Release date: June 2010 UK
Genre: Teen issues, Contemporary teen life, topical, relationships
Target audience: 14+
Summary from Amazon:
She is pretty and talented - sweet sixteen and never been kissed. He is seventeen; gorgeous and on the brink of a bright future. And now they have fallen in love. But ...They are brother and sister. Forbidden will take you on an extraordinary emotional journey. Passionate and shocking, this is a book you will remember long after you have put it down.
I'm just pulling myself back together after reading Forbidden. Yes, it tackles a very conversial topic - consensual incestuous relationships. But the author does not do it lightly. There is so much depth to the characters in this novel and so much consideration of the topic, I really think Tabitha Suzuma deserves to be applauded for her bravery.
Lochan is seventeen, nearly eighteen. He is studying for his A Levels and wants to get into UCL. Academically speaking, he is a very able student. Yet he suffers an acute phobia of social interaction. He is fine at home with his family but outside of those walls he can bearly communicate. He doesn't answer questions in class; he doesn't chat in the hall ways. He lives completely inside of himself. Being forced into talking out loud brings on severely disabling panic attacks. It would be fair to say that he is living on the precipice of sanity. Even the slightest change could send him over the edge. Sometimes Lochan's dialogue is a little more adult than you might expect. At first it threw me off but I got to realise that his extensive vocabularly was just another side of his very complex identity.
Maya is sixteen. She is studying for her AS Levels. She is a much more social person than Lochan. She has friends, she lets people into her life and she is a very strong person. Part of the reason this story works is because Maya is very self-aware and very conscious of her decisions.
Lochan and Maya are brother and sister. Their life is not an easy one. Their father left them years ago. Their mother is a drunk who has decided to abdandon them for all intents and purposes. She is reliving her youth through her relationship with Dave and leaves Lochan and Maya to look after everything. They have three other siblings. Kit, 13, is struggling to cope with Lochan's role as the repsonsible adult. He resents his brother being head of the household. Tiffin, 8, who just wants to play football with his mates. And, Willa, 5, who is tries her best to do everything she is told.

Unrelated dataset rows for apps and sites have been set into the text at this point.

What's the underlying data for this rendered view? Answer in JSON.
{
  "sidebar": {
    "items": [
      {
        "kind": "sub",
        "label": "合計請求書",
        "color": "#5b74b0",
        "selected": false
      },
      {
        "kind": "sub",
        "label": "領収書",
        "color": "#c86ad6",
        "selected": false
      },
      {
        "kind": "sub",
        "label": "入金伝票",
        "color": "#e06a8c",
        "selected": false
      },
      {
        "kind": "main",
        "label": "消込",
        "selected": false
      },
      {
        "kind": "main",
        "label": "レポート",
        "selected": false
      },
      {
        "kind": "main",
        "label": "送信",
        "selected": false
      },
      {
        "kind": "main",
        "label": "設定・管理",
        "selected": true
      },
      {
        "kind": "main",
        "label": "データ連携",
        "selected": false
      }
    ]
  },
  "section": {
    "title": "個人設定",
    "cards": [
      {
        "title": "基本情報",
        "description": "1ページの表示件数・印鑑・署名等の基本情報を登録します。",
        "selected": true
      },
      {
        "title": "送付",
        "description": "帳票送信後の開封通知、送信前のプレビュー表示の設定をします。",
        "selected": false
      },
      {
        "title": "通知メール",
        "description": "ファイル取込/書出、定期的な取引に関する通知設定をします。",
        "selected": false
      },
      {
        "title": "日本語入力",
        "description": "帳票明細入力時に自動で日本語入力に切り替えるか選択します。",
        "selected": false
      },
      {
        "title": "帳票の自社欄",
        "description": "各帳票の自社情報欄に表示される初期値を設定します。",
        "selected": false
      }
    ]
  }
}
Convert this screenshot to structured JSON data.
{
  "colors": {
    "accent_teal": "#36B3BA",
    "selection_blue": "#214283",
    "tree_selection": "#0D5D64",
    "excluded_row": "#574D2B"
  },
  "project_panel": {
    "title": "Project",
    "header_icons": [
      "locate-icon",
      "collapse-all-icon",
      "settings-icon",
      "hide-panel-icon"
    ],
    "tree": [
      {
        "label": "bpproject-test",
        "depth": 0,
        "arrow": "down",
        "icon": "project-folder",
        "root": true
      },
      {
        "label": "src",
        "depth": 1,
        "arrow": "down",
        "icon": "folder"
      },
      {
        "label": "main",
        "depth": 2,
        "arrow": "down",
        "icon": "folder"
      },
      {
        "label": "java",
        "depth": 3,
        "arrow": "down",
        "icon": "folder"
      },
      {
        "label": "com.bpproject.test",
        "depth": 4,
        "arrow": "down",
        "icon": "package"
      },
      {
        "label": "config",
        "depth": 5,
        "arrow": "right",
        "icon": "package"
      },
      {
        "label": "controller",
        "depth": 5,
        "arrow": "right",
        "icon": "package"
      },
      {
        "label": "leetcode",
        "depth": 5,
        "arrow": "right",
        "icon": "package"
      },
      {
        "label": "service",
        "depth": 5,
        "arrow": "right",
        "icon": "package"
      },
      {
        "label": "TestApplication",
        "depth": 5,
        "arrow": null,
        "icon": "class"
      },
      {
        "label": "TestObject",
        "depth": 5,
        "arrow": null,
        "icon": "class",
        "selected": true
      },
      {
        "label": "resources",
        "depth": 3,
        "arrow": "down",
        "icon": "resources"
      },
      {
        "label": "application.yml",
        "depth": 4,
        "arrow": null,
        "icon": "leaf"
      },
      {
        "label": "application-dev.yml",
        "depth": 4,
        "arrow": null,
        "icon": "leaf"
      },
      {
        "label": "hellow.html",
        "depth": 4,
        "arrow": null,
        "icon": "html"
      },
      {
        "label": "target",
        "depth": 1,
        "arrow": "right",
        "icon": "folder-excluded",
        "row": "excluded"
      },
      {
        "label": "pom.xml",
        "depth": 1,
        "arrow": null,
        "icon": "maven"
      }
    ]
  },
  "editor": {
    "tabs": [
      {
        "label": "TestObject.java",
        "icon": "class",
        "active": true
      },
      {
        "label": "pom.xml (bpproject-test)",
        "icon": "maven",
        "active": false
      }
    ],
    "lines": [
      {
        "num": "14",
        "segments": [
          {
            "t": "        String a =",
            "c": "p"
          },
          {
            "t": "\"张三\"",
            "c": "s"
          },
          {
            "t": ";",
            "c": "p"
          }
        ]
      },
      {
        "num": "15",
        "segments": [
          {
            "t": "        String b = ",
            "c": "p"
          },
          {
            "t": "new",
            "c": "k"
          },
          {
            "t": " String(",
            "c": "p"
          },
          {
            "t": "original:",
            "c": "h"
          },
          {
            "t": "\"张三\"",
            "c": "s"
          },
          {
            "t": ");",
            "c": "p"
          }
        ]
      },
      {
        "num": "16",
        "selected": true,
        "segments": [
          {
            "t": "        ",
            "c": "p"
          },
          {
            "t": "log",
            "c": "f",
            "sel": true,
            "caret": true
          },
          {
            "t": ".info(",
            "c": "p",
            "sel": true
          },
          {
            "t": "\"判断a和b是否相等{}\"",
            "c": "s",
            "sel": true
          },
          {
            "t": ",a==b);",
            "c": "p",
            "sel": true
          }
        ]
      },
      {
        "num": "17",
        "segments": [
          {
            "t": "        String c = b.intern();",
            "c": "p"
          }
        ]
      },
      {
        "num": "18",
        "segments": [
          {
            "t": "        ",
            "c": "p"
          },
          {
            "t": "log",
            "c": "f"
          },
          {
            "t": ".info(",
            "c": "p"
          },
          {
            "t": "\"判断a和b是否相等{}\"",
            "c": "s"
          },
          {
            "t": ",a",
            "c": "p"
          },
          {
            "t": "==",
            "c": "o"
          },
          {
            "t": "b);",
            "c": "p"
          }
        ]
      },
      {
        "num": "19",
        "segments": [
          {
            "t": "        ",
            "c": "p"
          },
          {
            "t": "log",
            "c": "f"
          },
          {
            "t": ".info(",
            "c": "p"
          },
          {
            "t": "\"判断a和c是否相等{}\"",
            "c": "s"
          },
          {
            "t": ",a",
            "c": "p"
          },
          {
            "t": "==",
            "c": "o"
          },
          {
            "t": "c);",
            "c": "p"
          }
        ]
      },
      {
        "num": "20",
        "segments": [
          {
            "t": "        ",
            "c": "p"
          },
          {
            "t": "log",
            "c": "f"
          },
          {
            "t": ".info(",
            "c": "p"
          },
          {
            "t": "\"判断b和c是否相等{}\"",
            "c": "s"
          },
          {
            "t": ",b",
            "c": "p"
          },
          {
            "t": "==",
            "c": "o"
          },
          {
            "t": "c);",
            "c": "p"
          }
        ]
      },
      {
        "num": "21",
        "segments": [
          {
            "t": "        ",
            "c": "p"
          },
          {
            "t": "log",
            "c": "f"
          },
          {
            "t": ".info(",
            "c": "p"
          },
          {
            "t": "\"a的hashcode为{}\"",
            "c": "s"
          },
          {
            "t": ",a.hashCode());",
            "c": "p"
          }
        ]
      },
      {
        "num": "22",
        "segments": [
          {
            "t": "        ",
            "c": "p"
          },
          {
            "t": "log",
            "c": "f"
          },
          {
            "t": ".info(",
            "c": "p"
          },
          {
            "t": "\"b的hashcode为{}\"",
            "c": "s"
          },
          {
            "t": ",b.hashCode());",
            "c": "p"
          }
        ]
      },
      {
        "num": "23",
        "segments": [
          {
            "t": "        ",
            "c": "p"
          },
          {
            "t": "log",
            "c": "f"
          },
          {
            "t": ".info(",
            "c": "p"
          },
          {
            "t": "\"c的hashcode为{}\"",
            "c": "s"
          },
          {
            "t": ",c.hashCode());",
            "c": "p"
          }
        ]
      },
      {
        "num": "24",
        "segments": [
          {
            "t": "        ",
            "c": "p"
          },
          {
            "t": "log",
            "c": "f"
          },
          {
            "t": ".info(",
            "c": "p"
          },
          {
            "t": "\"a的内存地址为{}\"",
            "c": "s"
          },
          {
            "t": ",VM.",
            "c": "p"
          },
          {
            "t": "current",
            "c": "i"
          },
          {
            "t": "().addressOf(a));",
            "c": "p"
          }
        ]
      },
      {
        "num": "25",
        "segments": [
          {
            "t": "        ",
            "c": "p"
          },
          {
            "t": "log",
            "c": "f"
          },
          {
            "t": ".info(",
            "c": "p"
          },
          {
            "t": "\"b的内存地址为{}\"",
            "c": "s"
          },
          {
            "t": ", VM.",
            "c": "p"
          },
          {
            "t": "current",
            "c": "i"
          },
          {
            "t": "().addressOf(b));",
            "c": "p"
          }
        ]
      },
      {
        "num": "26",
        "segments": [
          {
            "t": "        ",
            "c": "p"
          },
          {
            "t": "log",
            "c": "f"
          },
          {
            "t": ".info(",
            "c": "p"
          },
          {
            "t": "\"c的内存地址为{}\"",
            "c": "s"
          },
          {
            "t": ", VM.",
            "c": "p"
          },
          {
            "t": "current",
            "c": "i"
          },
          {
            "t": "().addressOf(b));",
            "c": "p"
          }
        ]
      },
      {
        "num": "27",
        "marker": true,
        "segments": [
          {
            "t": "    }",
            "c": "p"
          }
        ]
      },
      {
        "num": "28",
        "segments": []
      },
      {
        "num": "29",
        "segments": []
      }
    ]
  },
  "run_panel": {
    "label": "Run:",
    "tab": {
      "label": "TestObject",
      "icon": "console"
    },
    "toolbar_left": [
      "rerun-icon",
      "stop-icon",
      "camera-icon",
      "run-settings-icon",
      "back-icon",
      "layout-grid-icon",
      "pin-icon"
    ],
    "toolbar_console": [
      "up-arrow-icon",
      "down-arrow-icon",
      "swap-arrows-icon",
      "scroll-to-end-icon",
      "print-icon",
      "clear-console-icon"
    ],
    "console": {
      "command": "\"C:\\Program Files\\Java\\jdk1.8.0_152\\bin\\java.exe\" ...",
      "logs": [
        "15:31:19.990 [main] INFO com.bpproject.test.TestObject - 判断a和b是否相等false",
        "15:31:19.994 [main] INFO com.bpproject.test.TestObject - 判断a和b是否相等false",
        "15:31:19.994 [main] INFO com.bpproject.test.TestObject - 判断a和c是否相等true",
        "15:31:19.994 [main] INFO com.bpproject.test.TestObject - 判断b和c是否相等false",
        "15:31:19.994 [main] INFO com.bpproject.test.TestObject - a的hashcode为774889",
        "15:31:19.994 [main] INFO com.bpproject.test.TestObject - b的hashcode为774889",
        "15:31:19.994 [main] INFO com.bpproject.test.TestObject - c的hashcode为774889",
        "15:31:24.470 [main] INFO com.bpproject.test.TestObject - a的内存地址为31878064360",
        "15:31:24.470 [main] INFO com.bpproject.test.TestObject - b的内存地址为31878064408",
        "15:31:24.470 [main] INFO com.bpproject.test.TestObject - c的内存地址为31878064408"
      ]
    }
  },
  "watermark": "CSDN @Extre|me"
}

Lochan and Maya together share the responsibility of caring for their younger siblings. They do the cooking, the washing, the bedtime stories, the housework, the food shopping. The list just goes on and on. Whilst trying to manage all of that, they are studying for their exams. I felt deeply for both of them. The author drags you right into their psyches so that you can see how much their sanity depends upon the support of the other.
But then one day their relationship develops. They have never really felt the same way towards each other as they do to their siblings, but then a physical closeness between them ignites a sexual response. They both know that an incestous relationship is illegal, taboo, sick, disgusting etc etc. This is actually what they say in the novel but they cannot switch off their physical, mental and emotional reponses to one another.
When I went into reading this book, I had so many questions in my mind about the way society perceives sexual relationships between a consenting brother and a sister. So many types of families and relationships are now viewed as socially acceptable in our society. I couldn't help but think really if they wanted to be together then why shouldn't they? Granted most of us have an inbuilt mechanism, a biological barrier, I guess that tells us our siblings are not attractive. We need that biological function for the survival of the human race. But if two people happen not to have it, are they really doing something so morally wrong that they deserve to be imprisoned? The book does answer some of these questions indirectly as Lochan and Maya discuss how the world would view their love. The law protects us against incest because such relationsips are more likely to be abusive and not consensual. I have to say that I am bursting with questions about norms and values, crime and deviance, freedom and abuse from reading this book. If you are at all interested in sociology, you will find this book completely absorbing. I have very little answers. Except to say that Forbidden is a fascinating, dark, emotionally challenging novel that left me sobbing and contemplative. I really encourage you to be brave and read it!
Thank you to Random House for asking me to review it.